Report how many lines of the records below include the word "down". Give nothing but the number.

◆ ENTRIES PROVIDED:
--------

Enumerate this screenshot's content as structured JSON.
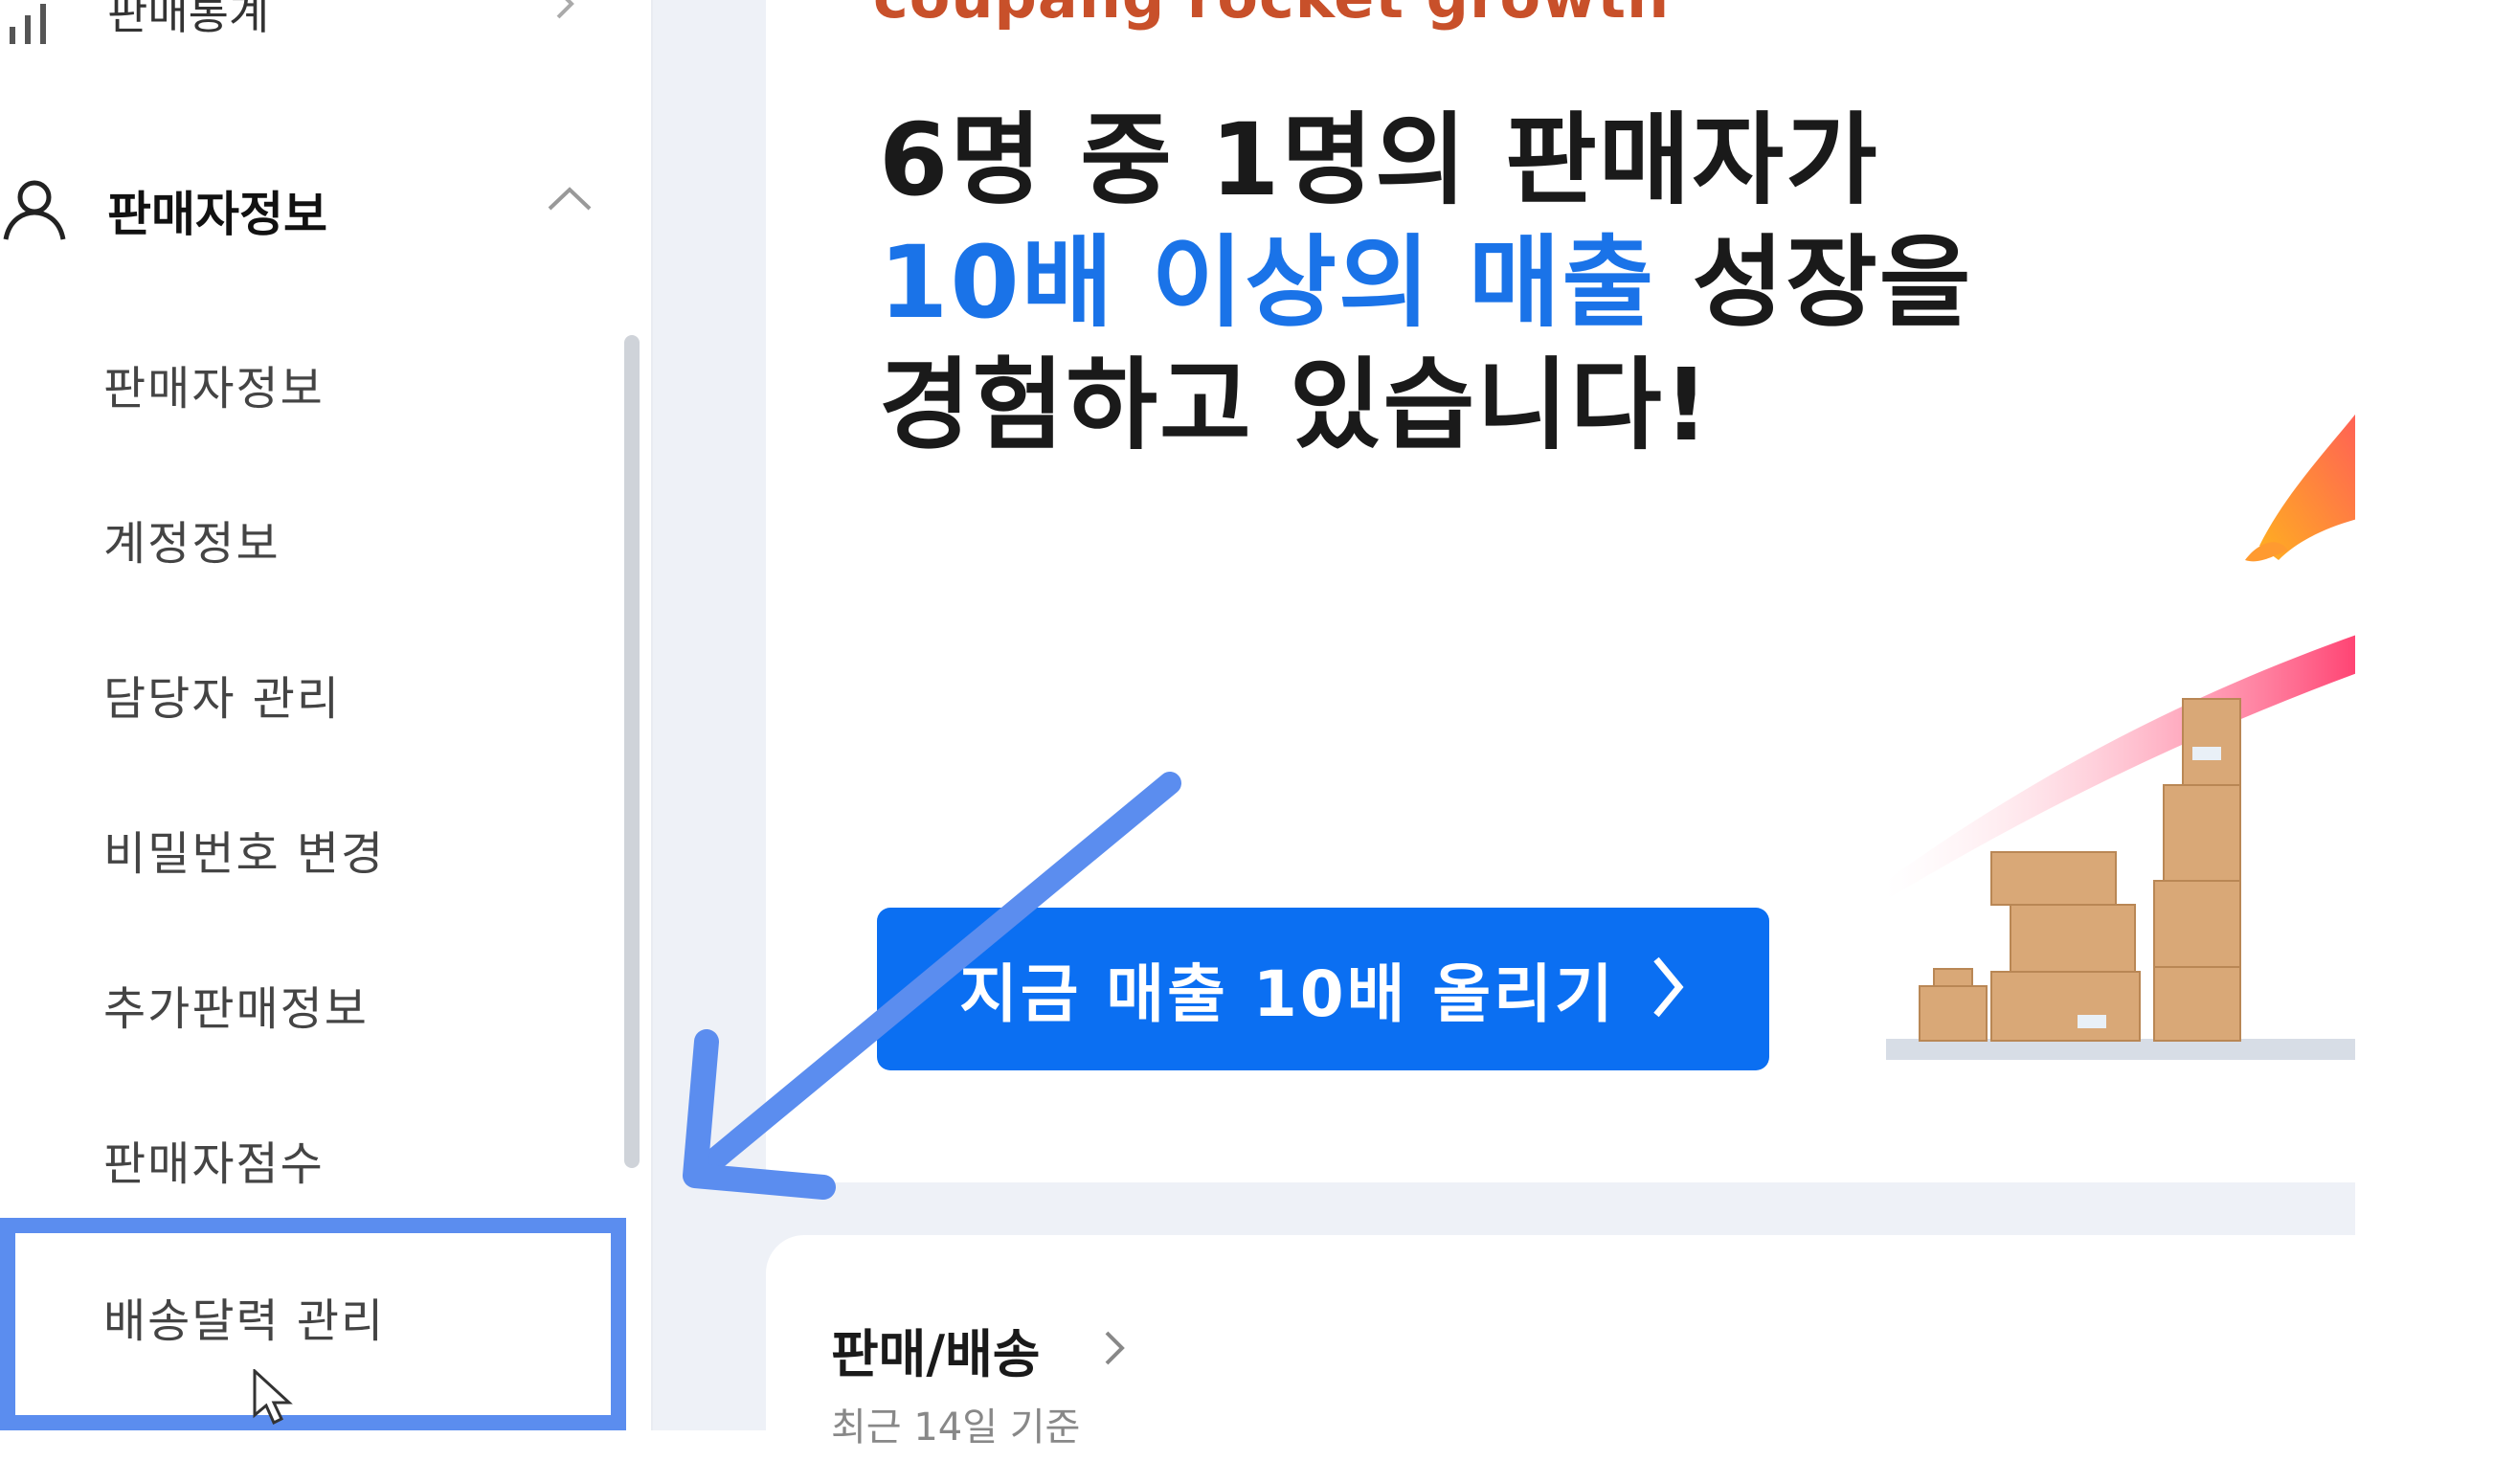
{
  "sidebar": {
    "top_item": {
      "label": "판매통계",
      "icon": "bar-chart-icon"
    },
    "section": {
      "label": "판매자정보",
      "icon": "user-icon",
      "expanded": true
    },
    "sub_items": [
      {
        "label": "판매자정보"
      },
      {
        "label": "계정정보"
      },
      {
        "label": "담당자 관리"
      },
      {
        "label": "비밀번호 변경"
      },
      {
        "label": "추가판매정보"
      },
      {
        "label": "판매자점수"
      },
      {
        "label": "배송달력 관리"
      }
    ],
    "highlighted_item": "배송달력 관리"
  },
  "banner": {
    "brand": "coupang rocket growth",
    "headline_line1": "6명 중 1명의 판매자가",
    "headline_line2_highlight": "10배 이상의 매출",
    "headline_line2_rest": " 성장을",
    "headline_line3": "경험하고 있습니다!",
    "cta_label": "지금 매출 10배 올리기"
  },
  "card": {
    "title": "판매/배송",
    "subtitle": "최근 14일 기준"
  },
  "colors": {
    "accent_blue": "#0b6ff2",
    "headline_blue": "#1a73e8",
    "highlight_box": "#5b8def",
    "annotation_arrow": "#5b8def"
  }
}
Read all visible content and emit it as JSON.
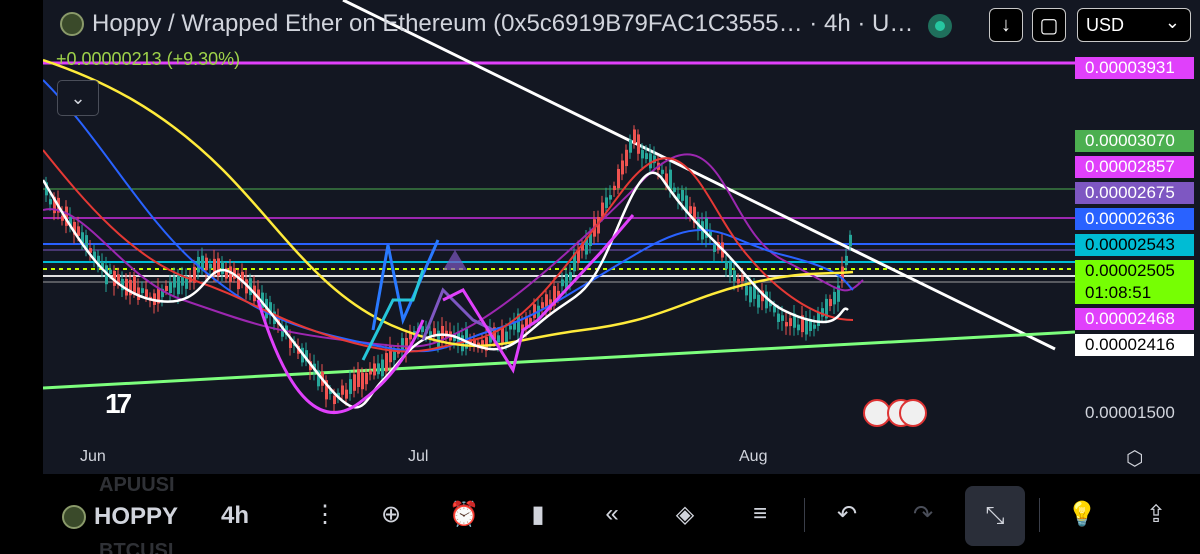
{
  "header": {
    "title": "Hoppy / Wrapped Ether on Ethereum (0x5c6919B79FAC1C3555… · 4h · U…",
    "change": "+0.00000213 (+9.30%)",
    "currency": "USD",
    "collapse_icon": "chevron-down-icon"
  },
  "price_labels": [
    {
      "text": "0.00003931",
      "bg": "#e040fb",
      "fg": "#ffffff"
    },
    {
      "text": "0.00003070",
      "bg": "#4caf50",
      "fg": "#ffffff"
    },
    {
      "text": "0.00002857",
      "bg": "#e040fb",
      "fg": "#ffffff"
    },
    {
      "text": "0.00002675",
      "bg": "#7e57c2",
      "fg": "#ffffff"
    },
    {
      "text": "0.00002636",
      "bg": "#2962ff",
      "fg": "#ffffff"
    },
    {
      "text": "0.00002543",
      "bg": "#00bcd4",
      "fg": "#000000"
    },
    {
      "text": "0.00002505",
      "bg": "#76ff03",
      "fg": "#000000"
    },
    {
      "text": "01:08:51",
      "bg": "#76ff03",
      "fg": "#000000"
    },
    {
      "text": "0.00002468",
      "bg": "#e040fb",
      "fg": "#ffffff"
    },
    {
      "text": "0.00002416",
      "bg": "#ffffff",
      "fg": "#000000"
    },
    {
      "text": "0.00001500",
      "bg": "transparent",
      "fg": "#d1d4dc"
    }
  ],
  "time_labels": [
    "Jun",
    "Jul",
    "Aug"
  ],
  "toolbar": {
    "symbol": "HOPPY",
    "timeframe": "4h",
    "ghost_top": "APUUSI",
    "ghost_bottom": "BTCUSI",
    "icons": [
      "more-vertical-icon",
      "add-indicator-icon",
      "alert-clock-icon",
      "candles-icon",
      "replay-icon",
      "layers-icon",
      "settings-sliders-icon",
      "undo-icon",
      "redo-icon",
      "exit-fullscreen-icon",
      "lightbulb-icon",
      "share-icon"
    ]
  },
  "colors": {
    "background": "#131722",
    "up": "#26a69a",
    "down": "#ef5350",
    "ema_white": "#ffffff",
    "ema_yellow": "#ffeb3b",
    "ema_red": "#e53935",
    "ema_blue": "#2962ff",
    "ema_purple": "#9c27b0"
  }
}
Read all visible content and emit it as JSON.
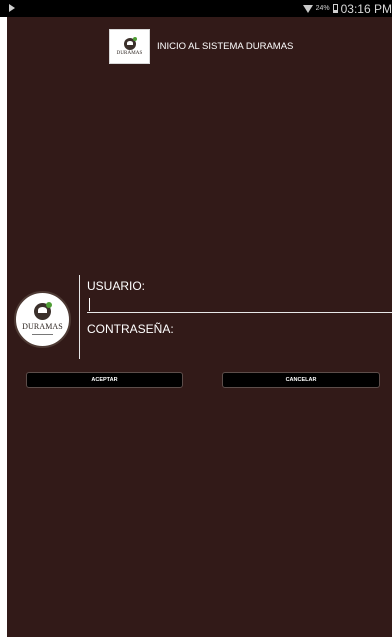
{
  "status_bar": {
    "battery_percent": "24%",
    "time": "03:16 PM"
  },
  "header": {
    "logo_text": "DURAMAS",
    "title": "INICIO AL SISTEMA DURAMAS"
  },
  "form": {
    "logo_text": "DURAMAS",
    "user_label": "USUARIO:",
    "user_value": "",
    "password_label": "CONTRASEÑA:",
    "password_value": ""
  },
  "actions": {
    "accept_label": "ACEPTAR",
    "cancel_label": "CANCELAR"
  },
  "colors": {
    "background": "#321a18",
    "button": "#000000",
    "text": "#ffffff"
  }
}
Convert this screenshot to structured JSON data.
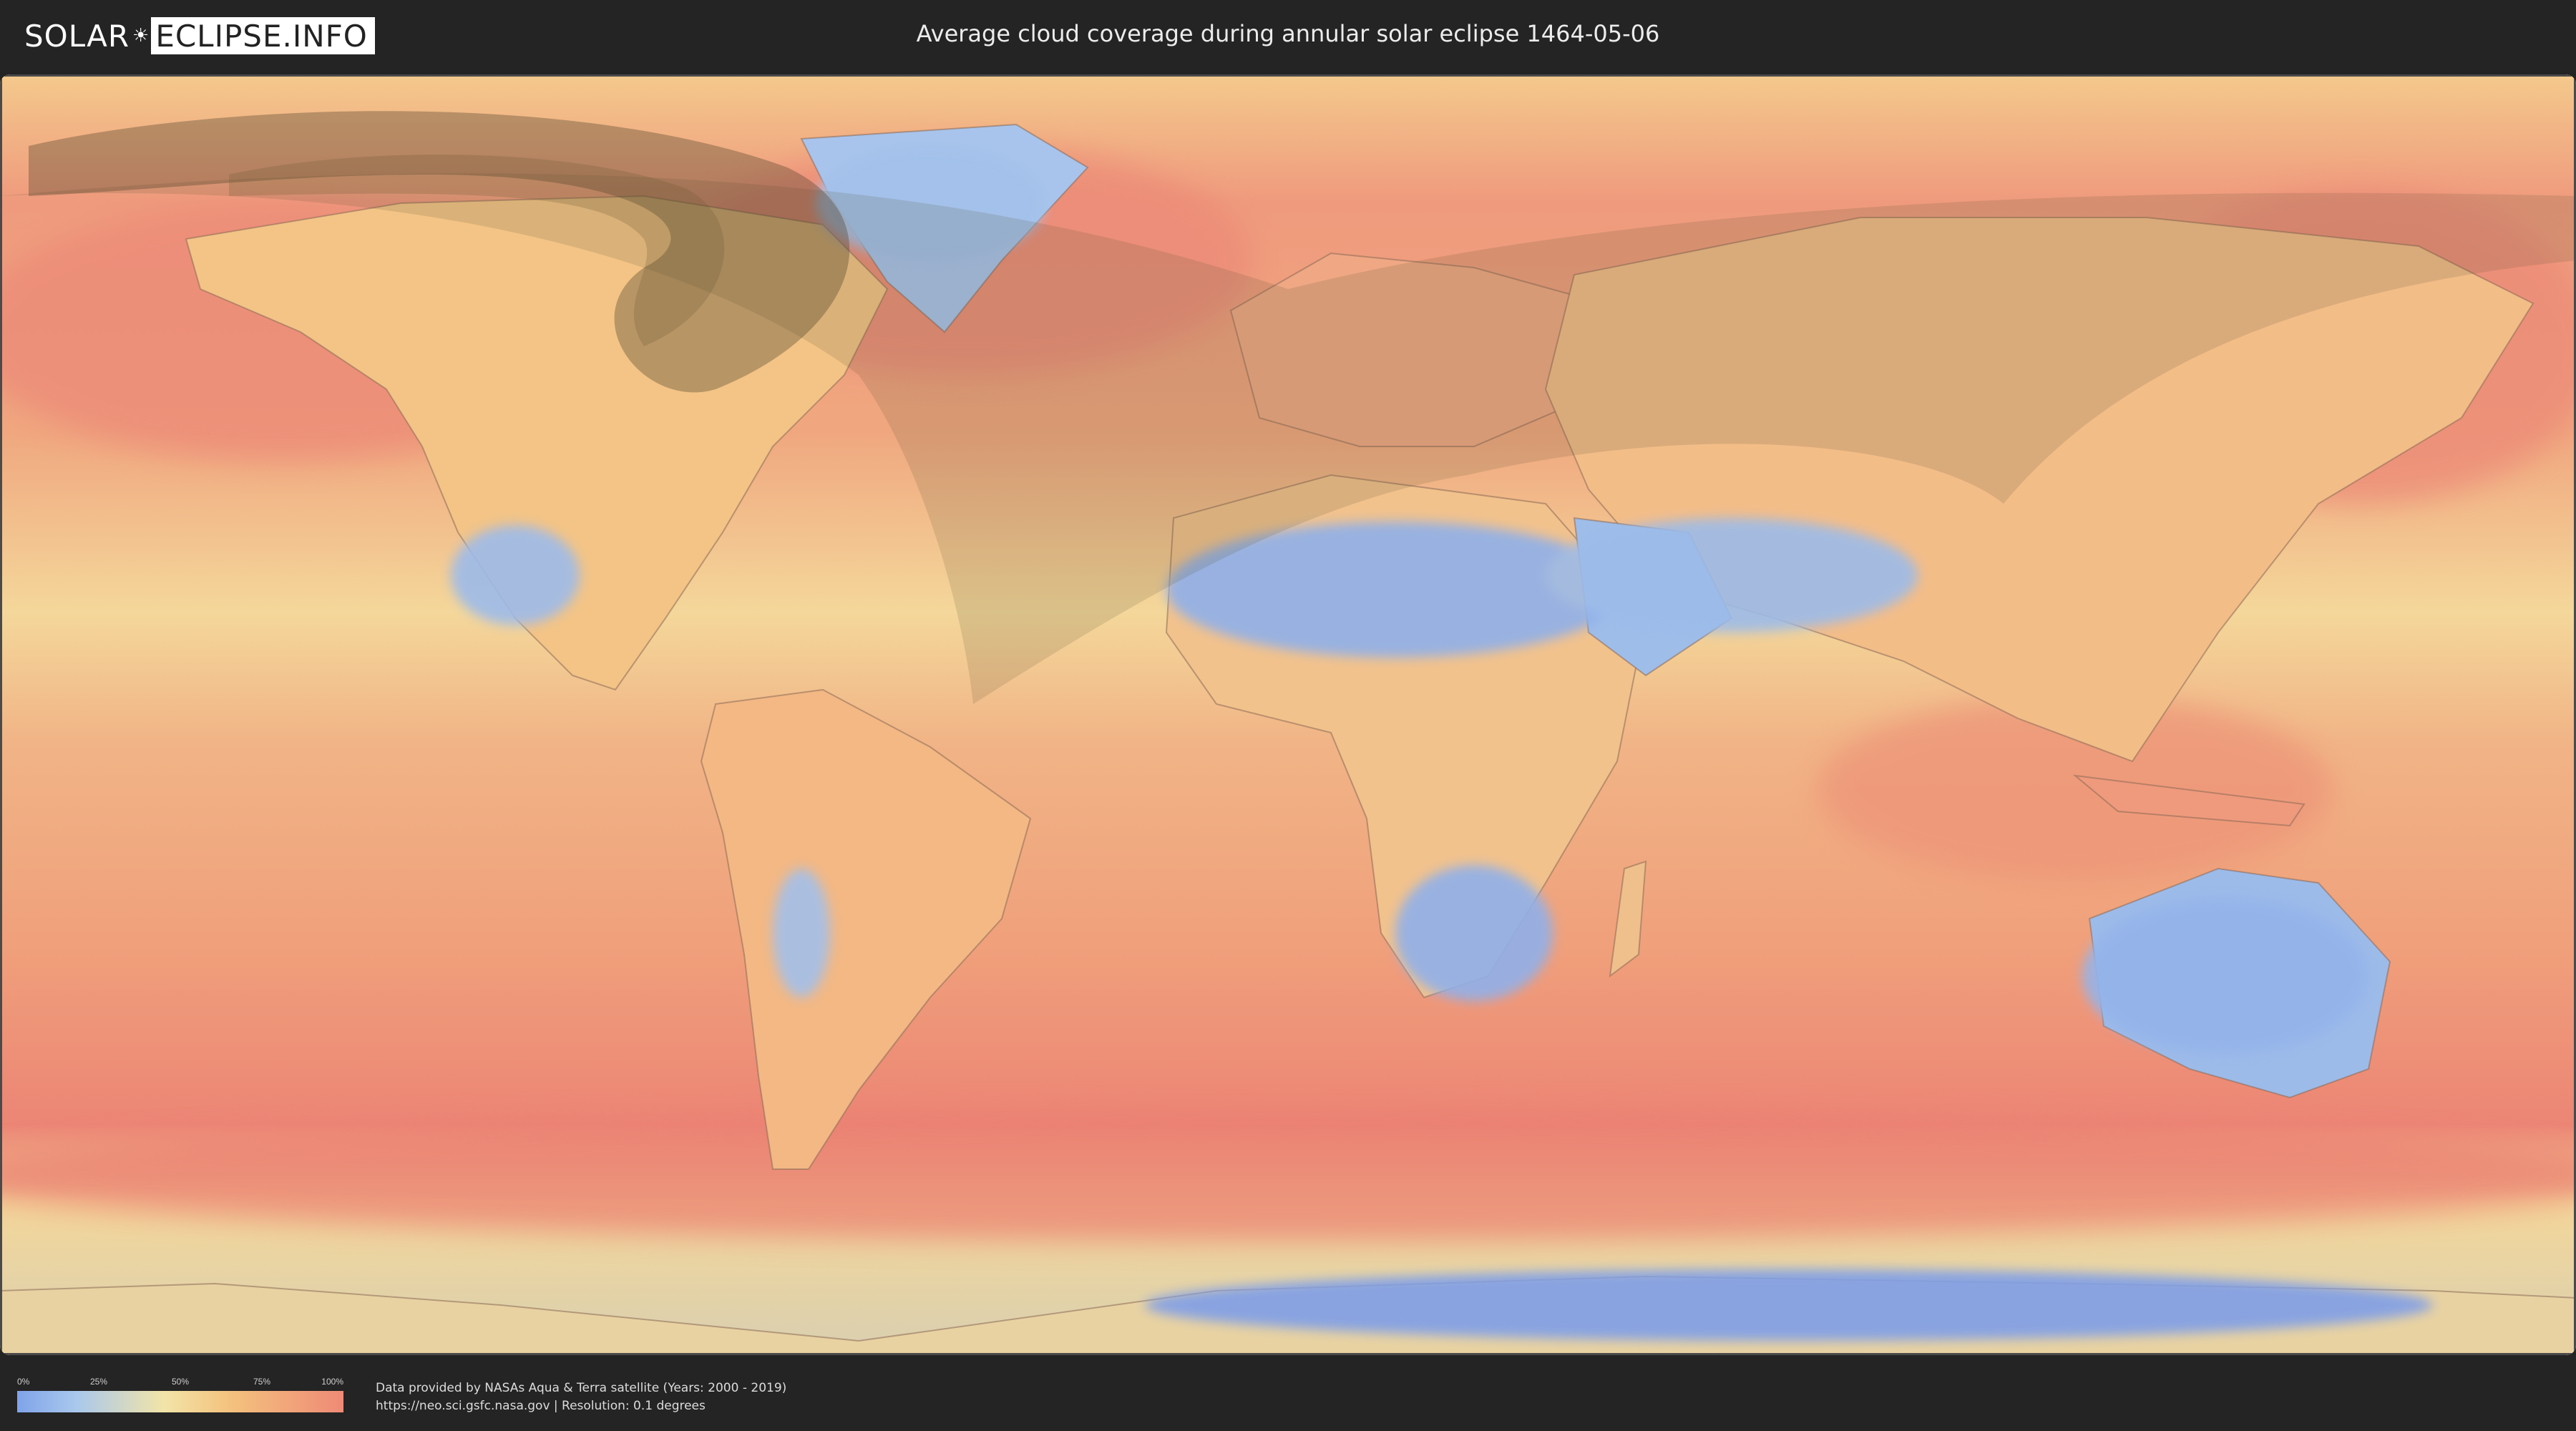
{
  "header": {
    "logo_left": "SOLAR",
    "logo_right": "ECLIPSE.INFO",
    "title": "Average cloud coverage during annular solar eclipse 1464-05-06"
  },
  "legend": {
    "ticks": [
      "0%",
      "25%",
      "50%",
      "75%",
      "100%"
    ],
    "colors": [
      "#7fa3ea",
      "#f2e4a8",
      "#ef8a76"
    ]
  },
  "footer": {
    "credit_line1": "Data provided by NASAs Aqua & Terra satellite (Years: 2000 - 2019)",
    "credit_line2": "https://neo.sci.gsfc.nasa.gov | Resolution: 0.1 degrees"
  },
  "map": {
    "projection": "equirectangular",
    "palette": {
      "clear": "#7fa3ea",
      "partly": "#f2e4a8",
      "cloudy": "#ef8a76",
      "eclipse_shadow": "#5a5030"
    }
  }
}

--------

◆ RESULT OF THE EXERCISE:
2